In My Words/A Place of Friendship and Flourishing

Glancing around the room on this warm late-August day – faculty and staff gathering to prepare for a launch of our new academic year – I was struck by the sea of warm, attentive faces, heads nodding. It was almost as if I could hear hearts opening, each of us awakening in the profound message of Professor Emeritus Paul Wadell’s opening address.

Dr. Wadell, recently retired after a distinguished career, spoke of how each one of us is responsible for creating a culture of friendship and charity – essential work if we want everyone to flourish here. In Dr. Wadell’s words: “St. Augustine believed that human beings are not creatures who can go it alone, but radically social beings who, if they are to have a good life, need to learn how to live and work well together in all the various settings of their lives. He believed that the deep meaning of society is that people should live as friends together, and took this to be true not only in our personal lives, but also in our institutional settings. … For him, communio was not a nifty idea, but was God’s plan for humanity; so we’d better get it right, because not to get it right is not to have lived in any true and rich sense of the word. We are created for communio and therefore need to experience it across our lives. Communio comes into being in settings where people support and encourage one another, lift one another up and help each other along. Communio happens only when we flourish together.”

Flourishing is something I’ve talked about many times since arriving back here with Carol at our beloved alma mater. It’s a thrill to see the college experiencing uncommon success and pure joy seeing, day in and day out, countless examples of students thriving and flourishing, themselves achieving uncommon successes. When Dr. Wadell named one of the essential elements required for creating such flourishing – that of “cultivating the virtue of attentiveness” – something clicked for me. “I think one of our most basic callings as human beings – but also one of the hardest things to do – is to pay attention. With the virtue of attentiveness, we open our eyes to see what life might be asking of us each day.”

Indeed, at St. Norbert College, students flourish because of the very unique ways the faculty and staff pay attention to them. Across the generations, our alums regularly and eagerly name the professors, the coaches, the staff people who have shaped how they think and how they now lead their own lives. Like recent grad Molly Gallahue, currently getting her Ph.D. in earth and planetary sciences at Northwestern University: “The graduate school process was stressful, but it was reassuring to know that I had a handful of professors I could turn to for advice.

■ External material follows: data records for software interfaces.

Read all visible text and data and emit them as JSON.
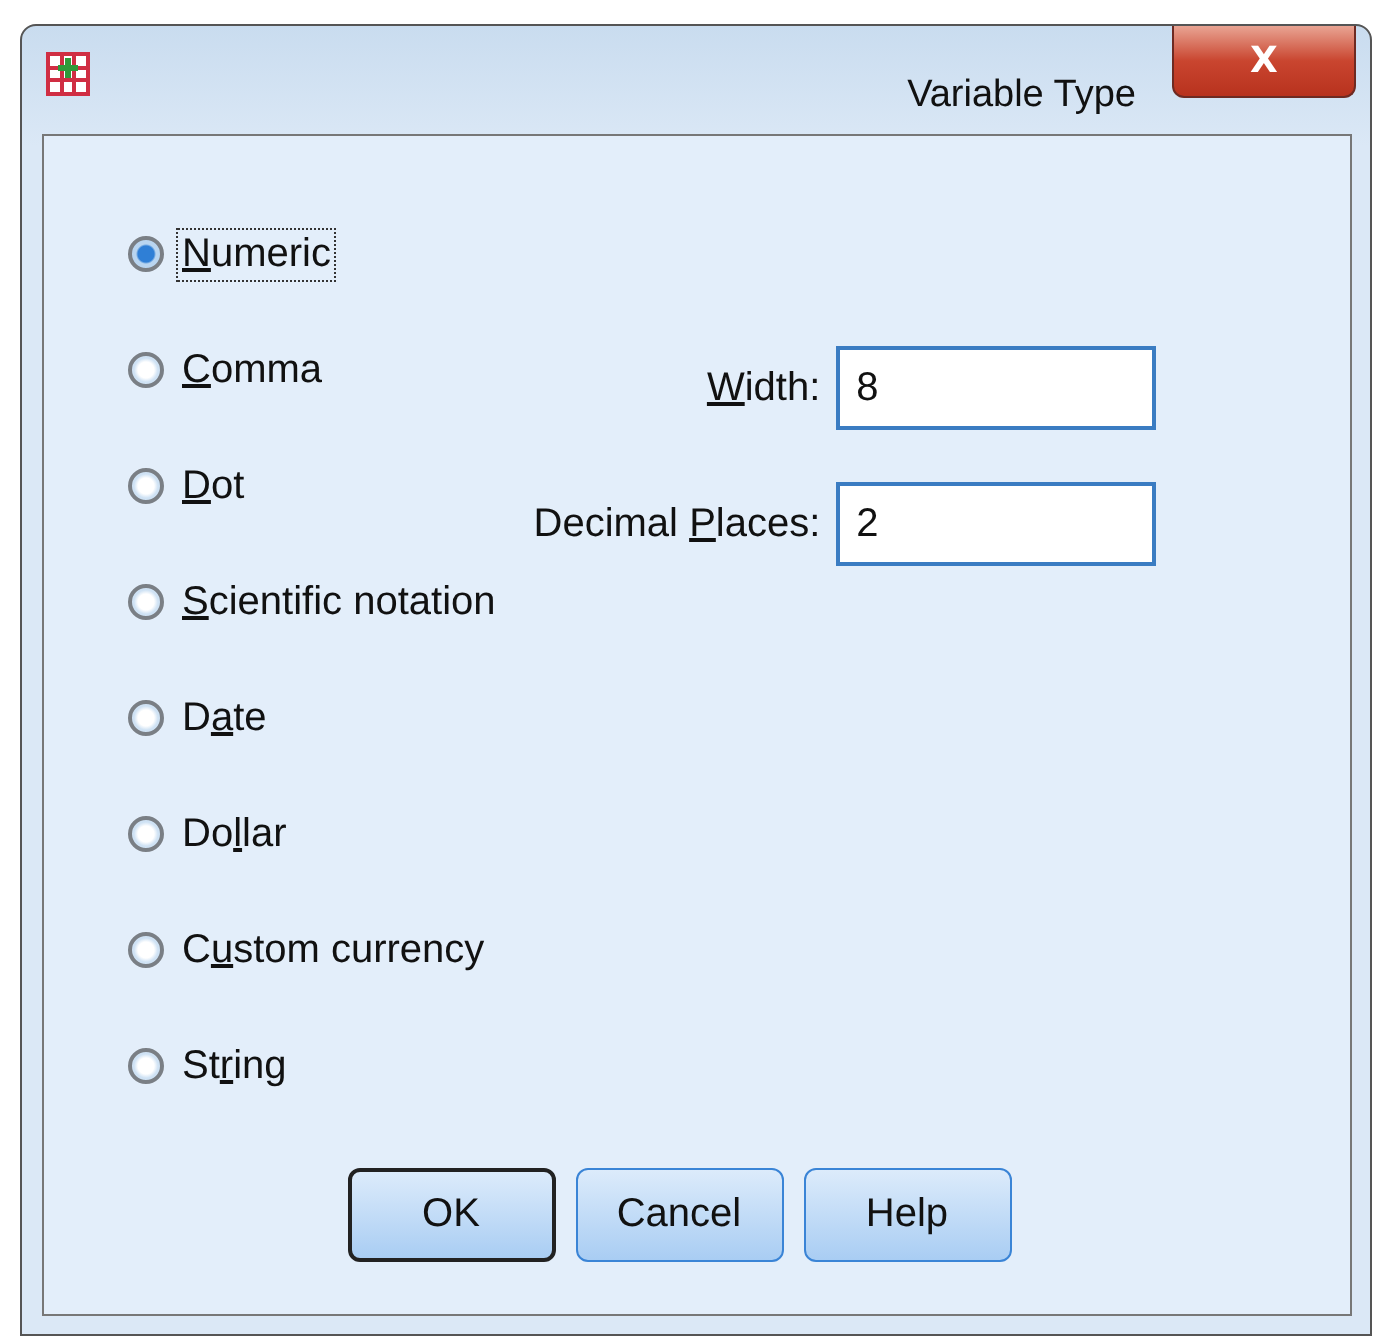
{
  "window": {
    "title": "Variable Type",
    "close_symbol": "X"
  },
  "types": [
    {
      "key": "N",
      "after": "umeric",
      "selected": true,
      "focused": true
    },
    {
      "key": "C",
      "after": "omma",
      "selected": false,
      "focused": false
    },
    {
      "key": "D",
      "after": "ot",
      "selected": false,
      "focused": false
    },
    {
      "key": "S",
      "after": "cientific notation",
      "selected": false,
      "focused": false
    },
    {
      "before": "D",
      "key": "a",
      "after": "te",
      "selected": false,
      "focused": false
    },
    {
      "before": "Do",
      "key": "l",
      "after": "lar",
      "selected": false,
      "focused": false
    },
    {
      "before": "C",
      "key": "u",
      "after": "stom currency",
      "selected": false,
      "focused": false
    },
    {
      "before": "St",
      "key": "r",
      "after": "ing",
      "selected": false,
      "focused": false
    }
  ],
  "fields": [
    {
      "key": "W",
      "after": "idth:",
      "value": "8"
    },
    {
      "before": "Decimal ",
      "key": "P",
      "after": "laces:",
      "value": "2"
    }
  ],
  "buttons": [
    {
      "label": "OK",
      "default": true
    },
    {
      "label": "Cancel",
      "default": false
    },
    {
      "label": "Help",
      "default": false
    }
  ]
}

I had several life chats with various professors as I tried to figure out what I wanted to do, where I wanted to go or what life had in store for me. Professor Flood connected me with several alumni of SNC who were in graduate school … so I could network and ask questions.”

Like 2019 grad Hunter Van Asten who just began law school at the University of Notre Dame this fall: “My advisor was Professor Charley Jacobs, and he’s been awesome. One, he’s really great in class. Then, he takes an interest in all his students, and when you sit down you feel like he is trying to make this the best for you and do what’s right for you.”

And recent grad Kelly Heniff who just this fall joined Teach for America in Memphis: “I received a lot of support and encouragement from Prof. Tynisha Meidl. She is a Teach for America alumna herself, and she spoke to me often about how emotionally fulfilling and rewarding it was. Prof. Meidl also played a role in bringing me to St. Norbert in the first place: When I was looking at schools, I sat in on one of her classes, and I found it so interesting and inspiring that it really helped me make up my mind to come here.” And 2018 alum Alex Sage, currently earning a doctorate at Kent State University’s School of Podiatry. “One of my references [for med school] was Father Jim Neilson, whom I never even had for a class. I just had so many conversations and other interactions with him during my time here that I asked him to be a character reference, of sorts, and he gladly agreed.”

When I hear these testimonies, I’m not surprised. The reality of communio – the paying attention to others and what matters to them – is more than rhetoric at SNC. It’s a reality lived out by each person who contributes to our collective friendship, and thus our individual and collective flourishing.


Oct. 31, 2019